Poker is a card game in which players bet on the value of their hands. The game can be played in a variety of settings, including casinos, private homes, and online. It can also be a social activity that brings people together from diverse backgrounds and cultures. In addition to being a fun and exciting game, poker can teach people a number of life lessons that they can apply to their own lives.
It is important to have a clear plan when playing poker, especially if you want to be successful at it. This includes knowing what your strengths and weaknesses are so you can build a winning strategy. It is also crucial to be able to read your opponents and adjust your strategy accordingly. This will help you win more often and become a better overall player.
A good poker player knows when to bluff and when to stay strong with a solid hand. They also know how to keep their emotions in check so they can make sound decisions at the table. There are many ways to improve your poker skills, but it is important to remember that the more you play, the more you will learn.
There are several different types of poker games, but they all have the same basic rules. Each player starts with 2 cards and betting begins when one of the players to their left puts in a bet. The players then have the choice to call that bet, raise it, or fold their cards and drop out of the betting round. If all players call the bet, then they must put in at least the same amount as the person who raised it to remain in the pot.
When you are playing poker, it is important to be able to read your opponents and understand what they have in their hand. It is also important to pay attention to how they are moving their chips and their body language. This will help you to pick up on their intentions and determine whether they are bluffing or holding the best possible hand.
If you are new to poker, it is essential to understand the basic rules and terms of the game before you begin. The first thing you should know is that the dealer always wins unless everyone has blackjack and then they will split the money. You will also need to understand the terminology of the game such as “call” and “raise.”

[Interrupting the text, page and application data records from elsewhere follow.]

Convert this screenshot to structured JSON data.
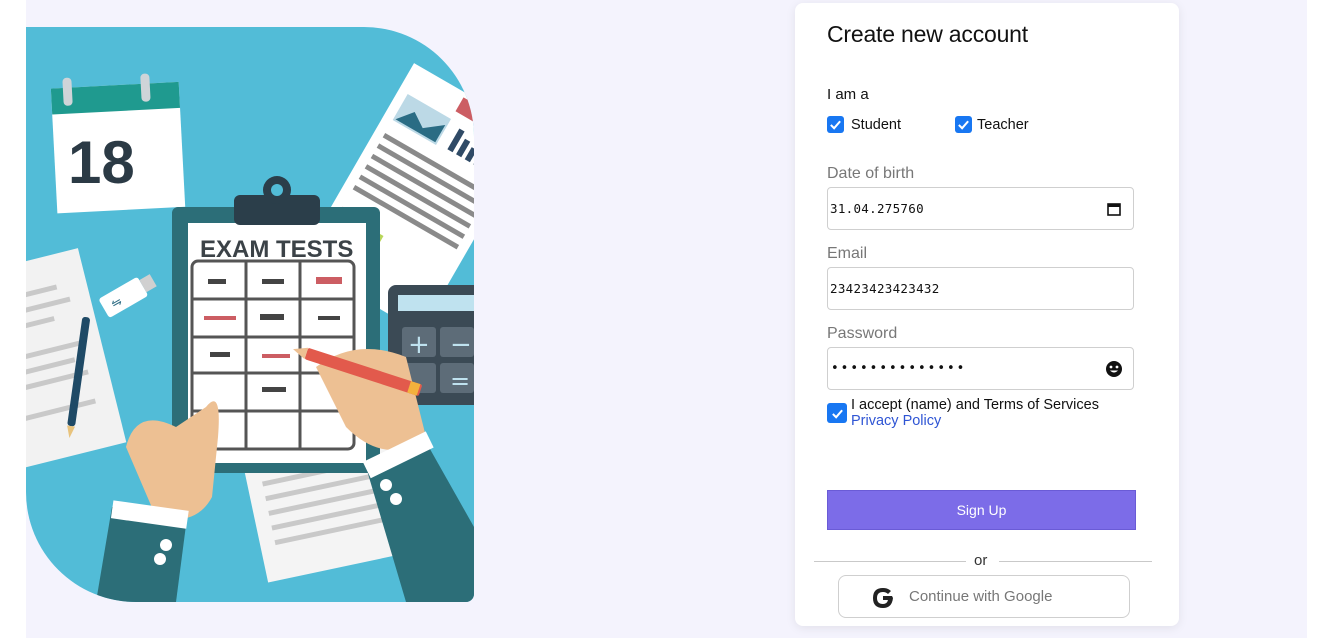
{
  "form": {
    "title": "Create new account",
    "role_label": "I am a",
    "roles": [
      {
        "label": "Student",
        "checked": true
      },
      {
        "label": "Teacher",
        "checked": true
      }
    ],
    "dob": {
      "label": "Date of birth",
      "value": "31.04.275760"
    },
    "email": {
      "label": "Email",
      "value": "23423423423432"
    },
    "password": {
      "label": "Password",
      "masked_value": "••••••••••••••",
      "toggle_icon": "smiley-face-icon"
    },
    "terms": {
      "text": "I accept (name) and Terms of Services",
      "link": "Privacy Policy",
      "checked": true
    },
    "signup_label": "Sign Up",
    "divider_text": "or",
    "google_label": "Continue with Google"
  },
  "hero": {
    "calendar_day": "18",
    "clipboard_title": "EXAM TESTS"
  },
  "colors": {
    "accent": "#7c6ce8",
    "checkbox": "#1877f2",
    "link": "#2f55d4",
    "hero_background": "#52bcd7",
    "page_background": "#f4f3fd"
  }
}
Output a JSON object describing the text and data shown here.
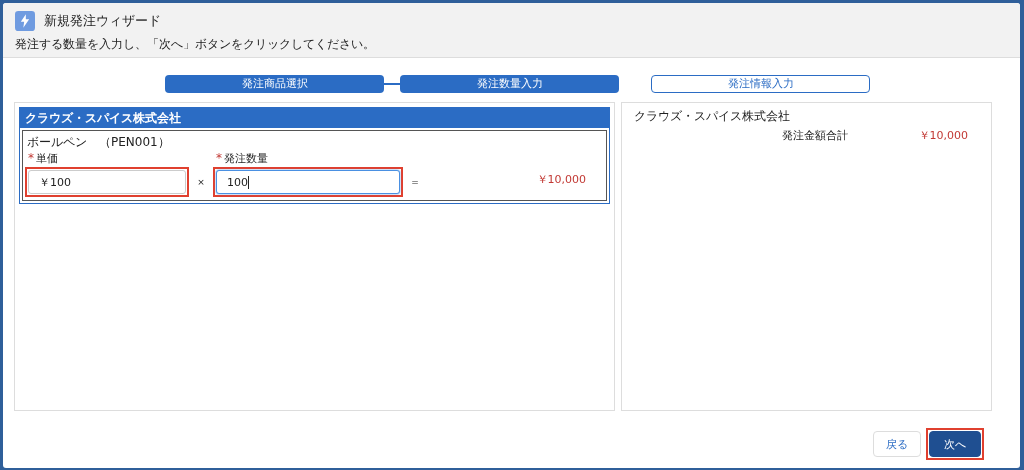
{
  "window": {
    "title": "新規発注ウィザード",
    "instruction": "発注する数量を入力し、「次へ」ボタンをクリックしてください。"
  },
  "steps": [
    {
      "label": "発注商品選択",
      "active": true
    },
    {
      "label": "発注数量入力",
      "active": true
    },
    {
      "label": "発注情報入力",
      "active": false
    }
  ],
  "order_panel": {
    "supplier": "クラウズ・スパイス株式会社",
    "items": [
      {
        "product": "ボールペン　（PEN001）",
        "price_label": "単価",
        "price_required_mark": "*",
        "price": "￥100",
        "price_highlighted": true,
        "times": "×",
        "quantity_label": "発注数量",
        "quantity_required_mark": "*",
        "quantity": "100",
        "quantity_highlighted": true,
        "quantity_focused": true,
        "equals": "=",
        "subtotal": "￥10,000"
      }
    ]
  },
  "summary_panel": {
    "supplier": "クラウズ・スパイス株式会社",
    "total_label": "発注金額合計",
    "total": "￥10,000"
  },
  "buttons": [
    {
      "label": "戻る",
      "kind": "neutral",
      "highlighted": false
    },
    {
      "label": "次へ",
      "kind": "brand",
      "highlighted": true
    }
  ]
}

A good poker player knows that they must be able to take the rough times with the smooth ones. They will not throw a fit when they lose a hand, but instead they will learn from it and move on. This ability to handle failure is a skill that can be applied to everyday life and can help people to become more resilient. This can lead to a happier and more fulfilling life for all.